INFORMATION SHOWN START

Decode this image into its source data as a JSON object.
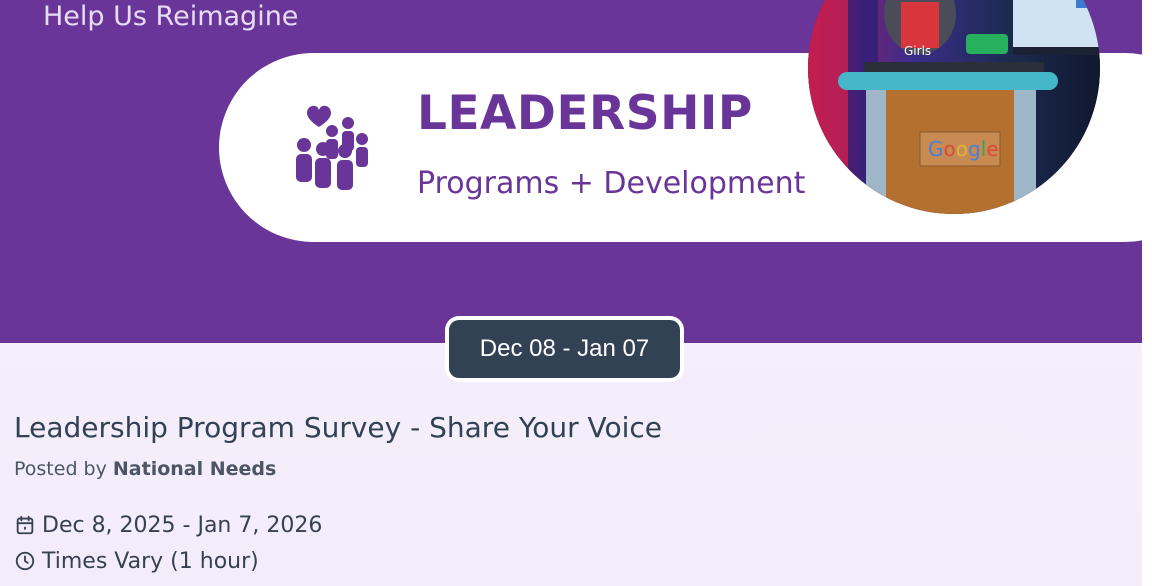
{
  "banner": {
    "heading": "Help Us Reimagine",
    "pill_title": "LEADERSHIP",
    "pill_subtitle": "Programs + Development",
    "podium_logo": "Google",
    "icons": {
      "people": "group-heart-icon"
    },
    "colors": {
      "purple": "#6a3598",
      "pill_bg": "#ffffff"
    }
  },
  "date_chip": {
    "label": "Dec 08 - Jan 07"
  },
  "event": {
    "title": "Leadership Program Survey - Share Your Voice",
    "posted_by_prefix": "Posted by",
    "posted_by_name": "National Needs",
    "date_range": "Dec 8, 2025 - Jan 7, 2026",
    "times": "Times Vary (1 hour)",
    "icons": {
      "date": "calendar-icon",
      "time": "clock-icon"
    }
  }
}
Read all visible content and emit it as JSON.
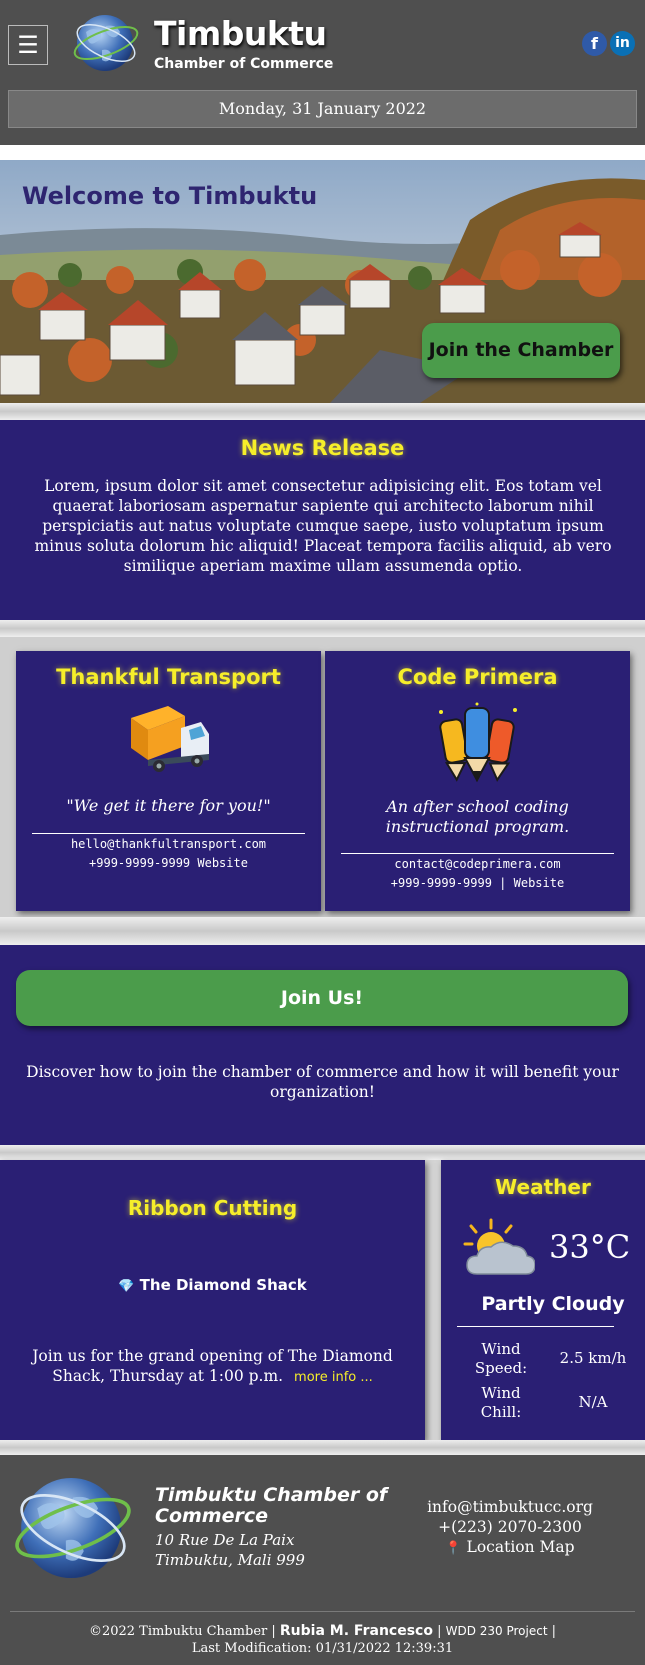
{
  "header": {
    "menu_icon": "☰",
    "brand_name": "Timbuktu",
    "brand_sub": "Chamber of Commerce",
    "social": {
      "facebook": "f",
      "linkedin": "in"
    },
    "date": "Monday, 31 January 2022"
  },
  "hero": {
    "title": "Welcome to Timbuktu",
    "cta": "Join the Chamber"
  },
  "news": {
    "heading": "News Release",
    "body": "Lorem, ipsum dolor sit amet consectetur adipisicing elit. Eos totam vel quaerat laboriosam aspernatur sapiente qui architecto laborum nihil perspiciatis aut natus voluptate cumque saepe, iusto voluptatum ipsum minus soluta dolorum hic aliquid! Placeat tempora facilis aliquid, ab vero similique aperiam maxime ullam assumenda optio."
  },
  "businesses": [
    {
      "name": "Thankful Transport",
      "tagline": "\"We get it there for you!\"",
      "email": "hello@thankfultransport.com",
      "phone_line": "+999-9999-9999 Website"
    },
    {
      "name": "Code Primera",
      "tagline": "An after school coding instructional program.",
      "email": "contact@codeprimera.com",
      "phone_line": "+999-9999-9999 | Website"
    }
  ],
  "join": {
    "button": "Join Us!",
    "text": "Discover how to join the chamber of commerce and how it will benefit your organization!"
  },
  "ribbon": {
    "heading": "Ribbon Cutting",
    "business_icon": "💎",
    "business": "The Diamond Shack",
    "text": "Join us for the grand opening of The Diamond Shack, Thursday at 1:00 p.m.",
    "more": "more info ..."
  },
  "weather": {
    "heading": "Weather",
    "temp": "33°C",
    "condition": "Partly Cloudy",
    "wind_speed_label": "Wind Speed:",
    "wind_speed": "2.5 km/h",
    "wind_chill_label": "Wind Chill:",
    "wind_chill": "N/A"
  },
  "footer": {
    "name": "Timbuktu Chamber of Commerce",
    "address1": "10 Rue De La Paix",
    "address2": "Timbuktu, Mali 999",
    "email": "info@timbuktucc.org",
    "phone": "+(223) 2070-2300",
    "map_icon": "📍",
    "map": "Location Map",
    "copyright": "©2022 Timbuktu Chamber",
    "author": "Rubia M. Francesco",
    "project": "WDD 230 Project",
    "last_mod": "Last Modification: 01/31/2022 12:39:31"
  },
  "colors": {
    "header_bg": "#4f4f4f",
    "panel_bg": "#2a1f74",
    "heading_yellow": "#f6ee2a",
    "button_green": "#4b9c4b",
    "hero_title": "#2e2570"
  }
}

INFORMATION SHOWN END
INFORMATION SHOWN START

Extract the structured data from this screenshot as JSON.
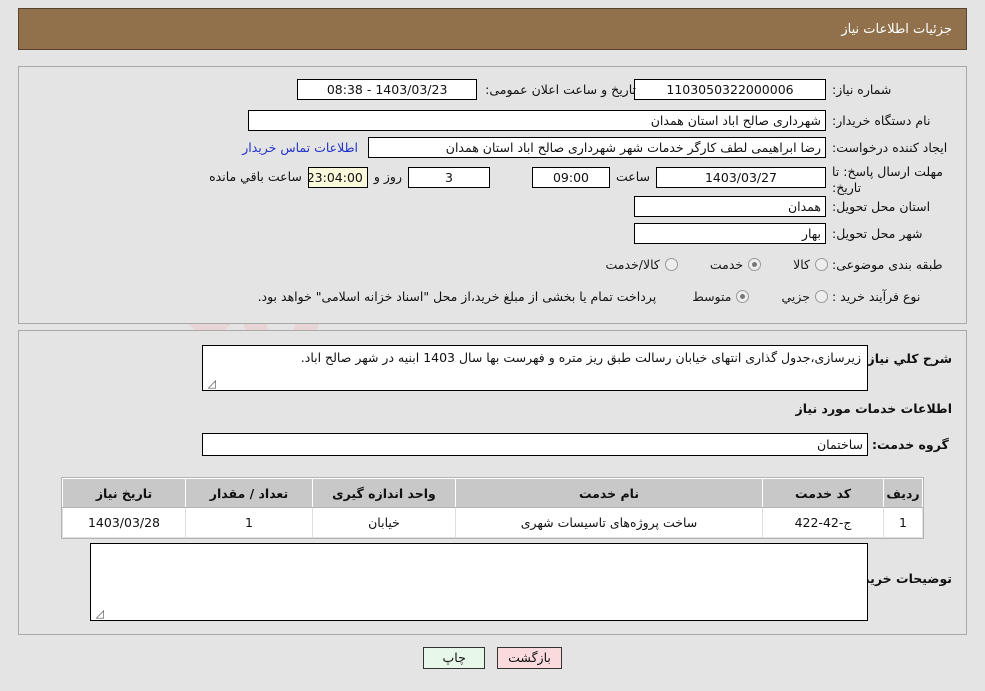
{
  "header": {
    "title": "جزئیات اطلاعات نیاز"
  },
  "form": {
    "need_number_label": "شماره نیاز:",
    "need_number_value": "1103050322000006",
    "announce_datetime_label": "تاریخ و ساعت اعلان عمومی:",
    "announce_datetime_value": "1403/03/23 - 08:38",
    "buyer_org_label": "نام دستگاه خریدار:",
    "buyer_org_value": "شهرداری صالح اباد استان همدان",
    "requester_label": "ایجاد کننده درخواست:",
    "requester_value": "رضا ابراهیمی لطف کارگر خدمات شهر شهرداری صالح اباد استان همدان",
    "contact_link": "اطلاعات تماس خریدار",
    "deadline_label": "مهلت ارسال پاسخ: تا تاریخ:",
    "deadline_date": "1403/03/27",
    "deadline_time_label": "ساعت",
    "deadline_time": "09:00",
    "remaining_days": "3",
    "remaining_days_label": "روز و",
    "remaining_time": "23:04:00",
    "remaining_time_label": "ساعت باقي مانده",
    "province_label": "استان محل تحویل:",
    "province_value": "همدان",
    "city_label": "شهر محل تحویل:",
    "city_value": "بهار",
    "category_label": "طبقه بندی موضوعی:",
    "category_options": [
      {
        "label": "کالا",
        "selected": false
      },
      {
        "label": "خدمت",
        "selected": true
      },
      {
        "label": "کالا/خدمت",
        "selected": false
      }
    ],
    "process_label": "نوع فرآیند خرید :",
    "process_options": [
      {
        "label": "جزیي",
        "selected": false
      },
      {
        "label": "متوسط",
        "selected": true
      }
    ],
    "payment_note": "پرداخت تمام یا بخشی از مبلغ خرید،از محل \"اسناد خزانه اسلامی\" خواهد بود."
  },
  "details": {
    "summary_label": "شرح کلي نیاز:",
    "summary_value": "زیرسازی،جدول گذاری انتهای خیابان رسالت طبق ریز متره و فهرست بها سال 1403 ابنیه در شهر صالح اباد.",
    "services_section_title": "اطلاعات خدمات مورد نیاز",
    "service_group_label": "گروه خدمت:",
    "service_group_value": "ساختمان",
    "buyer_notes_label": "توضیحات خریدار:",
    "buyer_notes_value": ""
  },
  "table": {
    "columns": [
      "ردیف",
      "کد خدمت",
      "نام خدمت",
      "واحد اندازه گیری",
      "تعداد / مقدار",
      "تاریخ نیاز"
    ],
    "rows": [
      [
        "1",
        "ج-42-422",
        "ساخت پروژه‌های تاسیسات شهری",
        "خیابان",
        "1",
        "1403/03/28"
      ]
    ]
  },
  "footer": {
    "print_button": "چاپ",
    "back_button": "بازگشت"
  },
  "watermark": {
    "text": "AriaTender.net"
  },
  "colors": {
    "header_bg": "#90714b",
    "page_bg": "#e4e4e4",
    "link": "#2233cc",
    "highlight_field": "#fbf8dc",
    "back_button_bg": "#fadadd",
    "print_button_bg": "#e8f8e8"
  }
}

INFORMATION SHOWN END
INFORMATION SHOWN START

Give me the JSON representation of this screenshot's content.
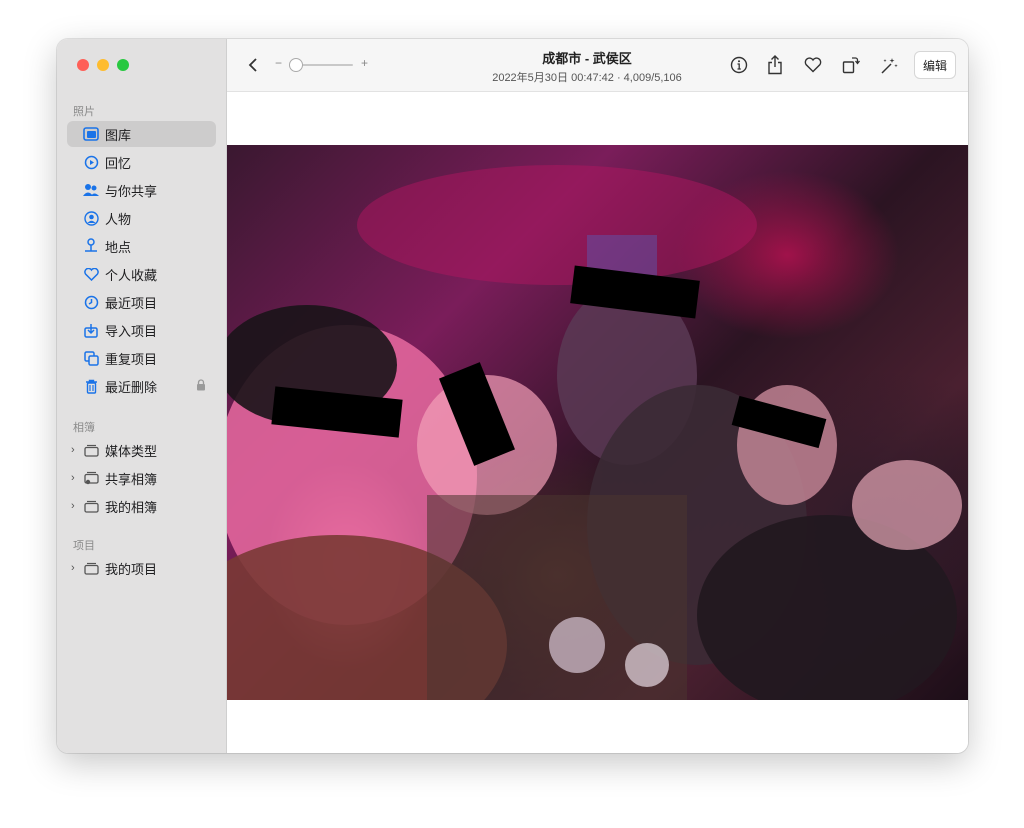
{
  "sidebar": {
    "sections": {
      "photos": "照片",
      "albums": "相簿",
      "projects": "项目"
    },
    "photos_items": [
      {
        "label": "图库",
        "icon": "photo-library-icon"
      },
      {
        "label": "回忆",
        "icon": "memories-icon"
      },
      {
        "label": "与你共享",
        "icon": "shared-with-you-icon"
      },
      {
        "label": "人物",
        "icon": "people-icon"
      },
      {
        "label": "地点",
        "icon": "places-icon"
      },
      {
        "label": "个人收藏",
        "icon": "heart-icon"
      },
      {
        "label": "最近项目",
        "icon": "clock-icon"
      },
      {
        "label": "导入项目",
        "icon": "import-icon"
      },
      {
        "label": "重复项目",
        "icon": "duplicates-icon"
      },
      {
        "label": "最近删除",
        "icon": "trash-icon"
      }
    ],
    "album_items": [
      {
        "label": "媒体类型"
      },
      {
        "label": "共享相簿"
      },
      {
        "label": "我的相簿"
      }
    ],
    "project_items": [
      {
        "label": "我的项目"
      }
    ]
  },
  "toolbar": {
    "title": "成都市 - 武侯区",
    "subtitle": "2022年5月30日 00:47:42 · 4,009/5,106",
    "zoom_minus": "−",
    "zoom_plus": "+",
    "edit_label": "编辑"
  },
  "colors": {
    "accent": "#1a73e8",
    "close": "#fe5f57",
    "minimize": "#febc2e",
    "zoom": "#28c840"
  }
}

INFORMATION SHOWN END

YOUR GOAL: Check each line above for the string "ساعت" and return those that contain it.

EXERCISE SOLUTION:
    "announce_datetime_label": "تاریخ و ساعت اعلان عمومی:",
    "deadline_time_label": "ساعت",
    "remaining_time_label": "ساعت باقي مانده",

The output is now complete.